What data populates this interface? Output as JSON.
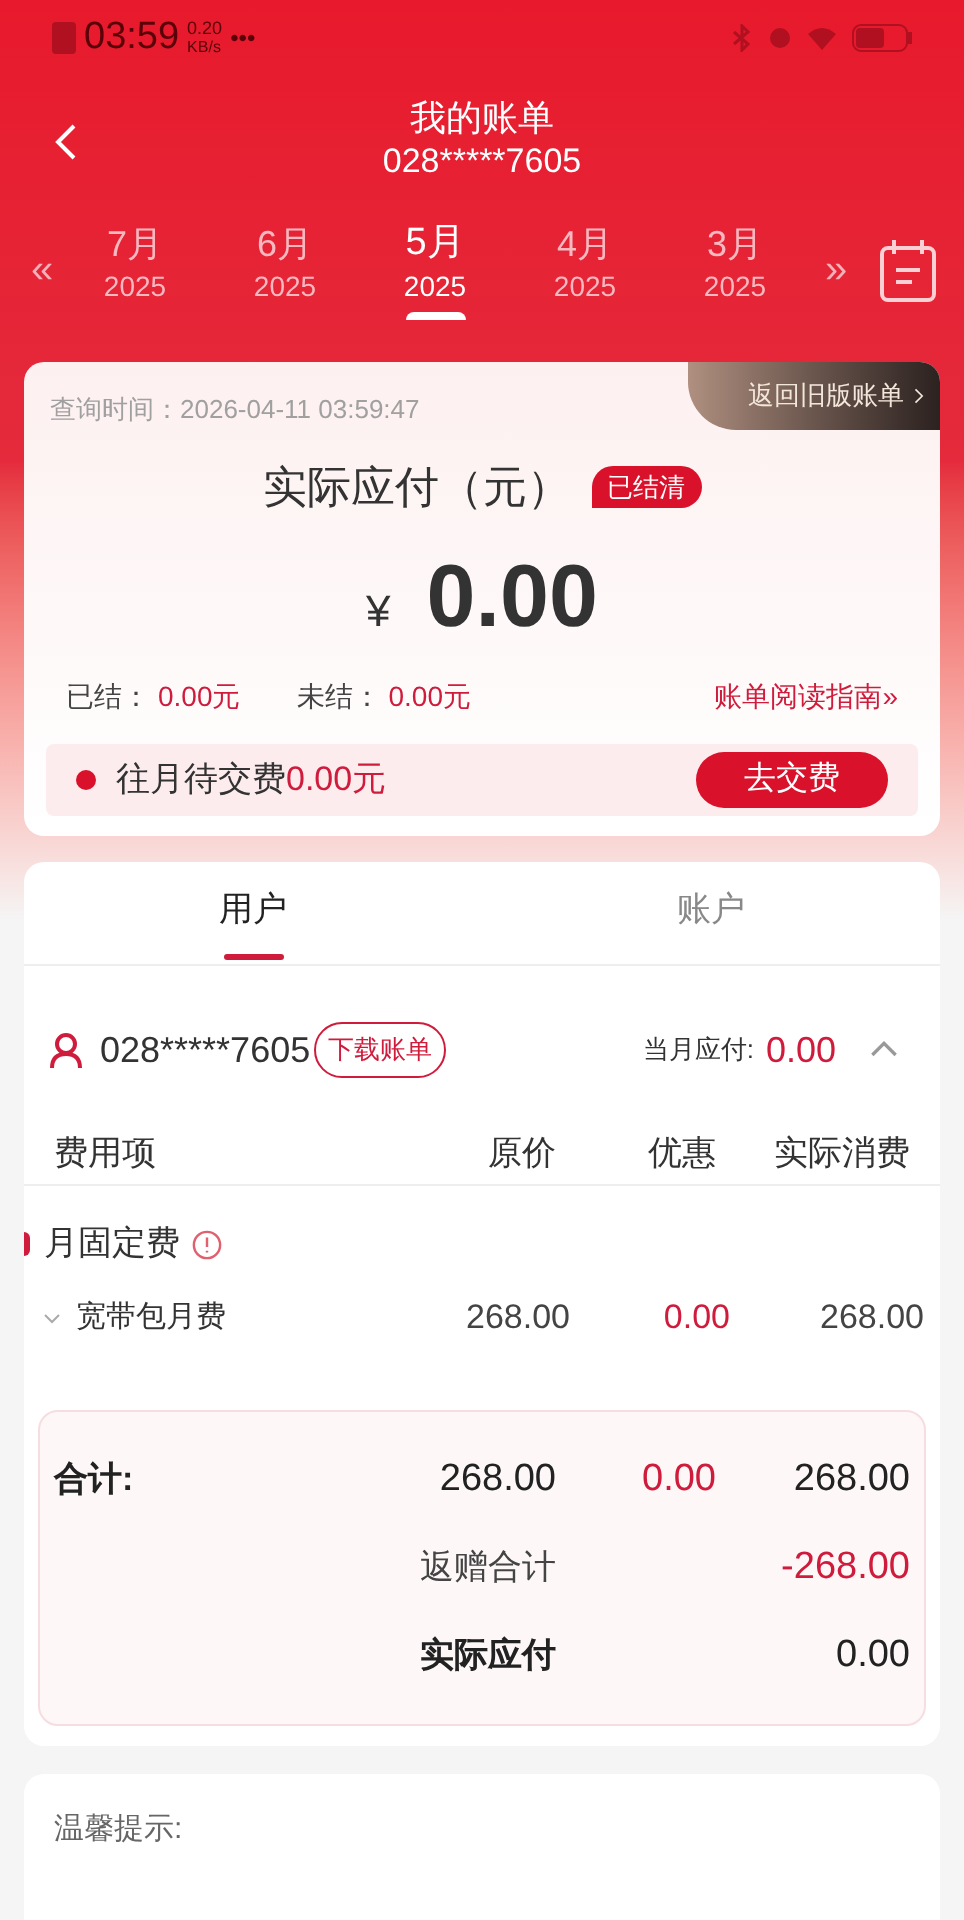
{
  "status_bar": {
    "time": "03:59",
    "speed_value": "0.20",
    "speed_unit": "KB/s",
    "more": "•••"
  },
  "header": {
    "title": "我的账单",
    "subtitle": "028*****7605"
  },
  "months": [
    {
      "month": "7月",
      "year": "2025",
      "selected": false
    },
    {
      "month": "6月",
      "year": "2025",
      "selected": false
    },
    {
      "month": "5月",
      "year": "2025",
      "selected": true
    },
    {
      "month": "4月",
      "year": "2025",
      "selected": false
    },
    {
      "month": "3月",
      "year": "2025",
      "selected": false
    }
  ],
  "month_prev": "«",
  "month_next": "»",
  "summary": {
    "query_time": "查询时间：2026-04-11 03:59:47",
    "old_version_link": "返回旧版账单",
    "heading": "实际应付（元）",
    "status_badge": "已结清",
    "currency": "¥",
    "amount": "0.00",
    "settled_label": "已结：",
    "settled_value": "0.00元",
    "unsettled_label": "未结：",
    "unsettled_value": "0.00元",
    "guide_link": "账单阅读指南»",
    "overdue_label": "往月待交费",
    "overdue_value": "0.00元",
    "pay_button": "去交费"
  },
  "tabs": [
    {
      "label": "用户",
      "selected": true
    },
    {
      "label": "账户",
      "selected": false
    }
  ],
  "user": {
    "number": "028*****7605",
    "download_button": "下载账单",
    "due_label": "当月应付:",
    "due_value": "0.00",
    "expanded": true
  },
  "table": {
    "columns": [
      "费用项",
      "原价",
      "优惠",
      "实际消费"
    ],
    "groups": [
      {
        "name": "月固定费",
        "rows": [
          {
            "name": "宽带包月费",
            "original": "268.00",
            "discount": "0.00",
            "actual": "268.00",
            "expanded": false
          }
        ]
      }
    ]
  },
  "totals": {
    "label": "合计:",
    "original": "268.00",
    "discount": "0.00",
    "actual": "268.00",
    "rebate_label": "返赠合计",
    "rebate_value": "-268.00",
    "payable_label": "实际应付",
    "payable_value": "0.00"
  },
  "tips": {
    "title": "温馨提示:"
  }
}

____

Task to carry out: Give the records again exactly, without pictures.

Answer section:
What data populates this interface? Output as JSON.
{
  "status_bar": {
    "time": "03:59",
    "speed_value": "0.20",
    "speed_unit": "KB/s",
    "more": "•••"
  },
  "header": {
    "title": "我的账单",
    "subtitle": "028*****7605"
  },
  "months": [
    {
      "month": "7月",
      "year": "2025",
      "selected": false
    },
    {
      "month": "6月",
      "year": "2025",
      "selected": false
    },
    {
      "month": "5月",
      "year": "2025",
      "selected": true
    },
    {
      "month": "4月",
      "year": "2025",
      "selected": false
    },
    {
      "month": "3月",
      "year": "2025",
      "selected": false
    }
  ],
  "month_prev": "«",
  "month_next": "»",
  "summary": {
    "query_time": "查询时间：2026-04-11 03:59:47",
    "old_version_link": "返回旧版账单",
    "heading": "实际应付（元）",
    "status_badge": "已结清",
    "currency": "¥",
    "amount": "0.00",
    "settled_label": "已结：",
    "settled_value": "0.00元",
    "unsettled_label": "未结：",
    "unsettled_value": "0.00元",
    "guide_link": "账单阅读指南»",
    "overdue_label": "往月待交费",
    "overdue_value": "0.00元",
    "pay_button": "去交费"
  },
  "tabs": [
    {
      "label": "用户",
      "selected": true
    },
    {
      "label": "账户",
      "selected": false
    }
  ],
  "user": {
    "number": "028*****7605",
    "download_button": "下载账单",
    "due_label": "当月应付:",
    "due_value": "0.00",
    "expanded": true
  },
  "table": {
    "columns": [
      "费用项",
      "原价",
      "优惠",
      "实际消费"
    ],
    "groups": [
      {
        "name": "月固定费",
        "rows": [
          {
            "name": "宽带包月费",
            "original": "268.00",
            "discount": "0.00",
            "actual": "268.00",
            "expanded": false
          }
        ]
      }
    ]
  },
  "totals": {
    "label": "合计:",
    "original": "268.00",
    "discount": "0.00",
    "actual": "268.00",
    "rebate_label": "返赠合计",
    "rebate_value": "-268.00",
    "payable_label": "实际应付",
    "payable_value": "0.00"
  },
  "tips": {
    "title": "温馨提示:"
  }
}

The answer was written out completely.